|UN Special Rapporteur Prof. James Anaya has called for ‘urgent’ action on water for the Bushmen in Botswana.|
© Colegio de Antropólogos de Chile
Report demands ‘urgent’ action by government over water
The UN’s top official on indigenous rights has condemned Botswana’s continued persecution of the Bushmen in a new report.
Prof. James Anaya, UN Special Rapporteur for indigenous peoples, highlights the government’s harassment of the Bushmen and Bakgalagadi tribes in the Central Kalahari Game Reserve, who, despite winning a 2006 High Court ruling that their eviction from the reserve was unlawful, continue to face ill-treatment.
In the report Prof Anaya writes that the ‘denial of services to those currently living in the reserve does not appear to be in keeping with the spirit and underlying logic of the [2006 High Court] decision, nor with the relevant international human rights standards.’
He states that, ‘Indigenous people who have remained or returned to the reserve face harsh and dangerous conditions due to a lack of access to water, a situation that could be easily remedied by reactivating the boreholes in the reserve. The Government should reactive the boreholes or otherwise secure access to water for inhabitants of the reserve as a matter of urgent priority.’
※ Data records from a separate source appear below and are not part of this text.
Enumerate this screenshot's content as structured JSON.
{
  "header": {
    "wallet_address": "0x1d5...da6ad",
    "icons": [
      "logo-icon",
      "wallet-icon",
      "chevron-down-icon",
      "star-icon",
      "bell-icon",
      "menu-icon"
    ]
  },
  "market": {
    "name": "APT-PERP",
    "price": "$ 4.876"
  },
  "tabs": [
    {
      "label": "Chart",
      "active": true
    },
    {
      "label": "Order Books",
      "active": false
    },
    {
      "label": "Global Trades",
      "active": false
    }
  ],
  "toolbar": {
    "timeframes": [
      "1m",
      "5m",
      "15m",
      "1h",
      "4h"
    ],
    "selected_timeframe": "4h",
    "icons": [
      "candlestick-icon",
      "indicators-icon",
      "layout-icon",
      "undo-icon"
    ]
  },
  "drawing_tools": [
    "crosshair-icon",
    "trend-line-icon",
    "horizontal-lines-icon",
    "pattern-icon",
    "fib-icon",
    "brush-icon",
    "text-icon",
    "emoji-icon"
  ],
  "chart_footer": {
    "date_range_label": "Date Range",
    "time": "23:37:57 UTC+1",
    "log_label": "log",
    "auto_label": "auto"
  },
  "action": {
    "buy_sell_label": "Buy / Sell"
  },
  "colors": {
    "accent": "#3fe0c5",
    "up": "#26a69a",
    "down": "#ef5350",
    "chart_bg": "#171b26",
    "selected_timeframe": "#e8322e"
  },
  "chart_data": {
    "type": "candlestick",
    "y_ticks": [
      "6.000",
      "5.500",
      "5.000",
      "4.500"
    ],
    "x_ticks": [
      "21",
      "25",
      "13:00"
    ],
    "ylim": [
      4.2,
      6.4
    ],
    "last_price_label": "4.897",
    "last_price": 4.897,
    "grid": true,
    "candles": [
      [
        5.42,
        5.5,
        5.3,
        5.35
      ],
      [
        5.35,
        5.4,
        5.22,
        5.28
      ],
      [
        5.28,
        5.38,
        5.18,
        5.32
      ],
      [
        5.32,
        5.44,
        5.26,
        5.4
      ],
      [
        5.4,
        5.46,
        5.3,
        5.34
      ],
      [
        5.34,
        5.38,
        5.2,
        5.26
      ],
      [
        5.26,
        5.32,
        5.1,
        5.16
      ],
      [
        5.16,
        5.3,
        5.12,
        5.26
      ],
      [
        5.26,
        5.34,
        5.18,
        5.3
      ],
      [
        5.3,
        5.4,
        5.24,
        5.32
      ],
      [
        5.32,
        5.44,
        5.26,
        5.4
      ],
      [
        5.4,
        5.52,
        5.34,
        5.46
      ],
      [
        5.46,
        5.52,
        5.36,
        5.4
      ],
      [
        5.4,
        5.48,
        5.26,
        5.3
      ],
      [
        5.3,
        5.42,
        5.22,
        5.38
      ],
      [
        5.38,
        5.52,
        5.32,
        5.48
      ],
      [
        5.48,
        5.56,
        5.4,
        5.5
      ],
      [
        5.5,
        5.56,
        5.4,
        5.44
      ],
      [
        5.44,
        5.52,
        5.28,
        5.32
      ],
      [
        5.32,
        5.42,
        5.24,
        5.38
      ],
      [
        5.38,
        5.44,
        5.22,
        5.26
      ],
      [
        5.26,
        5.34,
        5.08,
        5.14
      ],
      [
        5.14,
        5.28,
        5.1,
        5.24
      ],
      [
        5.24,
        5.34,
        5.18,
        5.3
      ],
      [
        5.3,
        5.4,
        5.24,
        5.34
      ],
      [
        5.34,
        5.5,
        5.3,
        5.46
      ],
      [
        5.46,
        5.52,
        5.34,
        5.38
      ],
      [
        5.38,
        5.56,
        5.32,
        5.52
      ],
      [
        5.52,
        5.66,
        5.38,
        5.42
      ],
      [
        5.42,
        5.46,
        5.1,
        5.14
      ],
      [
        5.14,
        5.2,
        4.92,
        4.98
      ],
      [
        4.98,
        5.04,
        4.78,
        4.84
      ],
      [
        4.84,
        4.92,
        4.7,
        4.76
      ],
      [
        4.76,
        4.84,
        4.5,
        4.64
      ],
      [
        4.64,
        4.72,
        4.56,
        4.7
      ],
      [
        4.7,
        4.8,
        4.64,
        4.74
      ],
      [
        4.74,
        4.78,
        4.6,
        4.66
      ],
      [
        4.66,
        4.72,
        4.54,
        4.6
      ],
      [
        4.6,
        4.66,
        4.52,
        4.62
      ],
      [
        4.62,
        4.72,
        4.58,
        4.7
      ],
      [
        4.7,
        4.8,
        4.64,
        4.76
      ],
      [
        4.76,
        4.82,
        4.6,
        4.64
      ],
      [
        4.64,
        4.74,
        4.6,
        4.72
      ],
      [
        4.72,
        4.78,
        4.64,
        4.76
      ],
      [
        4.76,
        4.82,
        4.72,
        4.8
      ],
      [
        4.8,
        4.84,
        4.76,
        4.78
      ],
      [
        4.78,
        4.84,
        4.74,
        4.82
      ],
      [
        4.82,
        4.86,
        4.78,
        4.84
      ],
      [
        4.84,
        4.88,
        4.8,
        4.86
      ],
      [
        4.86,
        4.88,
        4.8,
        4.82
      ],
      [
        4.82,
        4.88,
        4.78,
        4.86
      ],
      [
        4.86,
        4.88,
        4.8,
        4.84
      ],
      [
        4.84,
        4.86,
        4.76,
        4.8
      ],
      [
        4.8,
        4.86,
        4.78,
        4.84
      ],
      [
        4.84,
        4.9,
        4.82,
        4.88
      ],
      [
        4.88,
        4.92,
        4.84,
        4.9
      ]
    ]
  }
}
He also notes that, ‘the Government’s position that habitation of the reserve by the Basarwa [Bushmen] and Bakgalagadi communities is incompatible with the reserve’s conservation objectives and status appears to be inconsistent with its decision to permit Gem Diamonds/Gope Exploration Company (Pty) Ltd. to conduct mining activities within the reserve, an operation that is planned to last several decades and could involve an influx of 500-1200 people to the site, according to the mining company.’
Finally he recommends that the Government should ‘fully and faithfully implement’ the 2006 High Court ruling and facilitate ‘the return of all those removed from the reserve who wish to do so, allowing them to engage in subsistence hunting and gathering in accordance with traditional practices, and providing them the same government services available to Botswanans elsewhere, including, most immediately, access to water’.
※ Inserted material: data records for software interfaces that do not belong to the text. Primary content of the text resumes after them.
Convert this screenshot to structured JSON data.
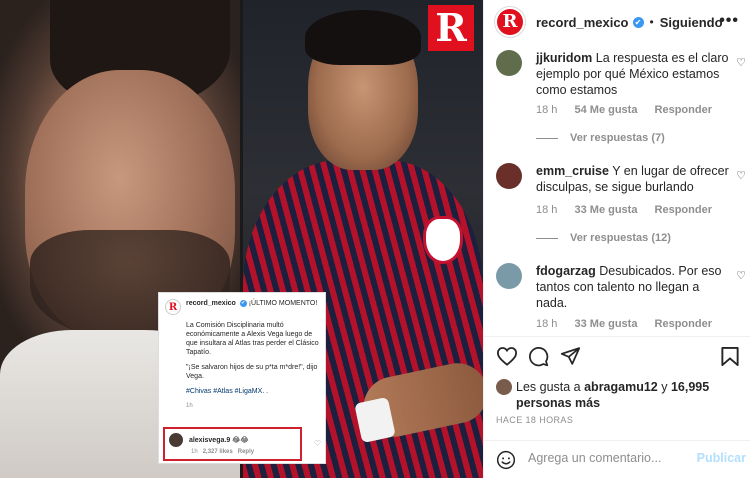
{
  "embedded_image": {
    "logo_letter": "R",
    "card": {
      "avatar_letter": "R",
      "username": "record_mexico",
      "verified_glyph": "✔",
      "headline": "¡ÚLTIMO MOMENTO!",
      "paragraph1": "La Comisión Disciplinaria multó económicamente a Alexis Vega luego de que insultara al Atlas tras perder el Clásico Tapatío.",
      "paragraph2": "\"¡Se salvaron hijos de su p*ta m*dre!\", dijo Vega.",
      "hashtags": "#Chivas #Atlas #LigaMX. .",
      "time": "1h",
      "reply": {
        "username": "alexisvega.9",
        "emojis": "😂😂",
        "time": "1h",
        "likes": "2,327 likes",
        "reply_label": "Reply"
      }
    }
  },
  "header": {
    "avatar_letter": "R",
    "username": "record_mexico",
    "verified_glyph": "✔",
    "separator": "•",
    "follow_status": "Siguiendo",
    "more": "•••"
  },
  "comments": [
    {
      "username": "jjkuridom",
      "text": "La respuesta es el claro ejemplo por qué México estamos como estamos",
      "time": "18 h",
      "likes": "54 Me gusta",
      "reply_label": "Responder",
      "view_replies": "Ver respuestas (7)",
      "avatar_color": "#5f6d4c"
    },
    {
      "username": "emm_cruise",
      "text": "Y en lugar de ofrecer disculpas, se sigue burlando",
      "time": "18 h",
      "likes": "33 Me gusta",
      "reply_label": "Responder",
      "view_replies": "Ver respuestas (12)",
      "avatar_color": "#6b2f2a"
    },
    {
      "username": "fdogarzag",
      "text": "Desubicados. Por eso tantos con talento no llegan a nada.",
      "time": "18 h",
      "likes": "33 Me gusta",
      "reply_label": "Responder",
      "avatar_color": "#7a9aa8"
    }
  ],
  "likes": {
    "prefix": "Les gusta a ",
    "user": "abragamu12",
    "middle": " y ",
    "count": "16,995 personas más"
  },
  "post_time": "HACE 18 HORAS",
  "composer": {
    "placeholder": "Agrega un comentario...",
    "publish_label": "Publicar"
  },
  "icons": [
    "heart-icon",
    "comment-icon",
    "share-icon",
    "save-icon",
    "emoji-icon",
    "more-icon",
    "verified-icon"
  ]
}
Survival’s director Stephen Corry said today, ‘Criticism is now growing of the government’s continued, appalling refusal to allow the Bushmen access to water. It is deeply unpleasant, bullying behaviour, and shocks those who learn about it. Survival now directly reaches more than a million people and we will ensure they know about this. It’s astonishing that the government continues to behave in this way. As long as it does so, the Bushmen issue will remain a cancer at the heart of Botswana’s international reputation.’